I was recently interested to know that Brisbane City Council is one of these top 500, but from the information that I recently heard from their Mayor, they are well on their way to looking at alternative sources of energy and ways to improve their activities and how to reduce their "bill" as you might say.

What an environmental step forward our country made yesterday and I am pleased that the government stood up to big business. Pin It

Wednesday, November 2, 2011

Do you want to breathe easy?

Well the simple answer! To improve your indoor air quality all you need to do is open the windows!
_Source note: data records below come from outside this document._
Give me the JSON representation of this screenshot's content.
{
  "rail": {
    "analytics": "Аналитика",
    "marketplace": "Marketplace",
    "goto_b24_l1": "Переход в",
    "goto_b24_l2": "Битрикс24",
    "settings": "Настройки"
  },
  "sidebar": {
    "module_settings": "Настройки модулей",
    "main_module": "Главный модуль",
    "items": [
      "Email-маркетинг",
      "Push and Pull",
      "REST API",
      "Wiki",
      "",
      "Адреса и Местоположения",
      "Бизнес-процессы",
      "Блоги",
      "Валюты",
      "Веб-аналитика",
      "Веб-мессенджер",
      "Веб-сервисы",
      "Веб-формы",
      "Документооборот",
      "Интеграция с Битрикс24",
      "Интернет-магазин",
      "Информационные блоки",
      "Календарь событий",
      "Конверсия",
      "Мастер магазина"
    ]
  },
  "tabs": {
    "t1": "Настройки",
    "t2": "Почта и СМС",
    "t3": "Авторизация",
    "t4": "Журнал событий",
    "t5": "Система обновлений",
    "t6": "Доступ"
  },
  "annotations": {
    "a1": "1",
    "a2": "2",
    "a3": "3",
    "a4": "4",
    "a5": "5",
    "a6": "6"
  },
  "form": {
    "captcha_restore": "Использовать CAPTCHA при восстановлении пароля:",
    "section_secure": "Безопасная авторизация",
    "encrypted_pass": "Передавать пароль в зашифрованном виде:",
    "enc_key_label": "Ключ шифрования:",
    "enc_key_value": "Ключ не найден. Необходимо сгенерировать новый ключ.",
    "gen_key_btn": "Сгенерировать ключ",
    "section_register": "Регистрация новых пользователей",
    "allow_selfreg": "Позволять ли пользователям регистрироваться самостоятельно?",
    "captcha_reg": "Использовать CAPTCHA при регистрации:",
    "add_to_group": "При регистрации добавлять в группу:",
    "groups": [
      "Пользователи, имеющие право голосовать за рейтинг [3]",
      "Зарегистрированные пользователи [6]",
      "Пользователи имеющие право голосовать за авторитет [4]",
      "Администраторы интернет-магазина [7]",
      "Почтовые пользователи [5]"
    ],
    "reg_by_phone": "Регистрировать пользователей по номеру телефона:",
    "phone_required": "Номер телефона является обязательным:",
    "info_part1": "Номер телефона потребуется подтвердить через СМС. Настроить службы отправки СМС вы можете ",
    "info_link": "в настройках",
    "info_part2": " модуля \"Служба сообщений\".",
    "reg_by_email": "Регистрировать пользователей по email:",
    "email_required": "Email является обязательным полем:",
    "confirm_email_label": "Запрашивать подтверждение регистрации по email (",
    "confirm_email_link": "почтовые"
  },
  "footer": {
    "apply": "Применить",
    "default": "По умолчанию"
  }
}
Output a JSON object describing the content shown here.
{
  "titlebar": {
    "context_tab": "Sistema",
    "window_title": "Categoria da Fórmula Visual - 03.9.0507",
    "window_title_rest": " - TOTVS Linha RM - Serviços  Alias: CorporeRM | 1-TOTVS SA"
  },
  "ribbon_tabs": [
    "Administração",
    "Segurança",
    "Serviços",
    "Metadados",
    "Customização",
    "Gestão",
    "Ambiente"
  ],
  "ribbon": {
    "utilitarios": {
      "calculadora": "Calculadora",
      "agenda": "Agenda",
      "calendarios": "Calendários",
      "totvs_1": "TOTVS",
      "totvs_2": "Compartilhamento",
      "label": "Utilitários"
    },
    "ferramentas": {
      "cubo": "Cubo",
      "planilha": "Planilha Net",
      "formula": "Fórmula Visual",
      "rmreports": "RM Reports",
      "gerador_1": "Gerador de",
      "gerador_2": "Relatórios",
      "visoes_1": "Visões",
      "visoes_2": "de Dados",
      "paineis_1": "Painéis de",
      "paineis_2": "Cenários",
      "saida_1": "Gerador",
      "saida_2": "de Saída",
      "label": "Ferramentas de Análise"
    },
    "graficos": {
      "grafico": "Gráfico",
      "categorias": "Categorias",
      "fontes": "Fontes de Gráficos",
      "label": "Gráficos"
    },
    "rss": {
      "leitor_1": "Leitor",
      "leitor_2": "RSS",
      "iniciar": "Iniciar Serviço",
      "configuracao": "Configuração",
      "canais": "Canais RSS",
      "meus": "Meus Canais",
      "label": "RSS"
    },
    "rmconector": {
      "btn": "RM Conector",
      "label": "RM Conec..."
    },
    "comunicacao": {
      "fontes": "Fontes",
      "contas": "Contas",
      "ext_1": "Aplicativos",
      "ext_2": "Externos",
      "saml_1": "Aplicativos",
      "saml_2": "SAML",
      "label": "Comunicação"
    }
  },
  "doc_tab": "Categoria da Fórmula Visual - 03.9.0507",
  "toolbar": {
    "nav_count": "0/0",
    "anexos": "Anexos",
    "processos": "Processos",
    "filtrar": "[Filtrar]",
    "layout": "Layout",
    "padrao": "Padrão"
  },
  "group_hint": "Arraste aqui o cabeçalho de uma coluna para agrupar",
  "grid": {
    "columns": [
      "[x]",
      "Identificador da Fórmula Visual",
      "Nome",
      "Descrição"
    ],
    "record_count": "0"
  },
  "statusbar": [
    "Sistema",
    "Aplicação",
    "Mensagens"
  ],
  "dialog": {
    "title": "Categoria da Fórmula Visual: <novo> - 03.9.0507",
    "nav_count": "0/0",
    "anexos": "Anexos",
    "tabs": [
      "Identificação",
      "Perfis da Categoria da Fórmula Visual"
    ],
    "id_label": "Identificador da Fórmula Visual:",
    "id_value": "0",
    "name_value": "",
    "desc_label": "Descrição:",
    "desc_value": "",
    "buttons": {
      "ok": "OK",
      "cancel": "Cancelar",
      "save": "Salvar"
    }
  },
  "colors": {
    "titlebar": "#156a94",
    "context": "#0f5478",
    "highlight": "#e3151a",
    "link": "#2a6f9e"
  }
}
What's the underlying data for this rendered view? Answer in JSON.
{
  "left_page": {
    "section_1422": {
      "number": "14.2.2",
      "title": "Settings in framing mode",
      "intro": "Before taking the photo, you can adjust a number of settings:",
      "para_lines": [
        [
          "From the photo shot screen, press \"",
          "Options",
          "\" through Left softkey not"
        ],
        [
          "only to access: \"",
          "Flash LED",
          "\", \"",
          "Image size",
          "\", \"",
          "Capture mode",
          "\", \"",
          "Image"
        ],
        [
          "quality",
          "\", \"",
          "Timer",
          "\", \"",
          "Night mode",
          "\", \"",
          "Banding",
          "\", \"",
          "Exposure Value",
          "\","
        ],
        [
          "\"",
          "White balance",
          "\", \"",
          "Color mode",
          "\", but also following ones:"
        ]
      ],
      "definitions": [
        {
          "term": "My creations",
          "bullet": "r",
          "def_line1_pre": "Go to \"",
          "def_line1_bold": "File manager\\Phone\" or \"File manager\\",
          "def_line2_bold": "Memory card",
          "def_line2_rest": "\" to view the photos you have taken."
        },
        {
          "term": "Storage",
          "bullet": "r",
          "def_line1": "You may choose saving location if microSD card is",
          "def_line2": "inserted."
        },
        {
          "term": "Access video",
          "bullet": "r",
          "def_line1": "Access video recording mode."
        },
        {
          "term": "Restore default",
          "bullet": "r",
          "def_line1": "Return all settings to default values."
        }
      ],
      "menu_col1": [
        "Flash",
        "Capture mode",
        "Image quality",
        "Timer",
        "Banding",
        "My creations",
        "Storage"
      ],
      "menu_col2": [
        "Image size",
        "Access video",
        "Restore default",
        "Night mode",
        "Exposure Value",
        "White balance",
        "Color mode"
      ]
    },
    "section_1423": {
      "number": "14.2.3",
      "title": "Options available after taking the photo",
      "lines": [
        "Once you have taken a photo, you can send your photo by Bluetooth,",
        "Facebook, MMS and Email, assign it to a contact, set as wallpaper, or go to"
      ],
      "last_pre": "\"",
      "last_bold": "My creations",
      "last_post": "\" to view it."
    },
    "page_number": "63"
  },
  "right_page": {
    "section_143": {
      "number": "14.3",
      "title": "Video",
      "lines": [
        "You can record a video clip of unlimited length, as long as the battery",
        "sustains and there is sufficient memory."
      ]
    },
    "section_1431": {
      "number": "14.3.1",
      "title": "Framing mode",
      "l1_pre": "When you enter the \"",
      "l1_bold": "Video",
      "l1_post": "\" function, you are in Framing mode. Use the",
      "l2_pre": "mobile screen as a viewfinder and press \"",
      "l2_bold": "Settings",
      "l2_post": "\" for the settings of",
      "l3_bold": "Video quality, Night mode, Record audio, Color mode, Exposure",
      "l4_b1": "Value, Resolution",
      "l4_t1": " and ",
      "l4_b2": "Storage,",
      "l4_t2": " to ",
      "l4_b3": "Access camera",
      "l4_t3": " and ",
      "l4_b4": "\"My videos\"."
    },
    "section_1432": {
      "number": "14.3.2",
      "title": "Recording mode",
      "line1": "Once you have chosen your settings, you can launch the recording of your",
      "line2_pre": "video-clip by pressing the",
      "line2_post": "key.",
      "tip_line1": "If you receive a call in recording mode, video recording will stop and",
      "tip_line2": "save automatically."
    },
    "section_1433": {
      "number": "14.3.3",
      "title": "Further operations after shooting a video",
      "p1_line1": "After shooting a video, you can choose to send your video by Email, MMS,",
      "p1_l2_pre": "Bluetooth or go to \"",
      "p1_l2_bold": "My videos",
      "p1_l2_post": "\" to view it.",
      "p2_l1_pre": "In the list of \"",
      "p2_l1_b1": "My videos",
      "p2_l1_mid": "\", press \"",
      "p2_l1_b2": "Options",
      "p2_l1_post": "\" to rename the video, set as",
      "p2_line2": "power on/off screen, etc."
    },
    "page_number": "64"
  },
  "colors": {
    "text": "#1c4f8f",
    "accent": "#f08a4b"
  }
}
Fresh air circulated through the house flushes out the toxins that accumulate from building materials and furnishings that are consistently locked up in your house and "off-gassing" into the confined building envelope.

Circulating fresh air through your home will improve your mood and your health! Amazing and so simple! Pin It

Tuesday, November 1, 2011

Do you deserve a green star?

A number of projects, particularly commercial construction, have been rated in Australia, using a 'green star' rating system. This sounds good when someone tells you their project has rated six green stars, but what does it really mean?

The Green Star system is a system developed by the Green Building Council of Australia. It aims to rate environmental design and construction of buildings in Australia and is done in a voluntary, national and "comprehensive" manner. Within the Green Star rating tool there are nine categories. These are:

  • management
  • indoor environment quality
  • energy
  • transport
  • water
  • materials
  • land use and ecology
  • emissions
  • innovations
Each of these categories are then divided into credits and a project assessed against the objectives of the categories and awarded credits within each category. These credits are then assessed as a percentage score, with a Green Star weighting factor then applied to then determine the building's overall rating, being four, five or six Green Stars. Six Green Stars indicates that the building project is considered as demonstrating 'world leadership' in environmentally sustainable design and/or construction.

Further information about the Green Star rating system is available on the Green Building Council's website.

How useful this is is potentially questionable, but at least there are some questions being raised about the efficiencies that can be undertaken both during design and construction within a commercial building development and hopefully this then transfers through to the building occupants and they continue to "capitalise" on the green savings the building can generate for them! Pin It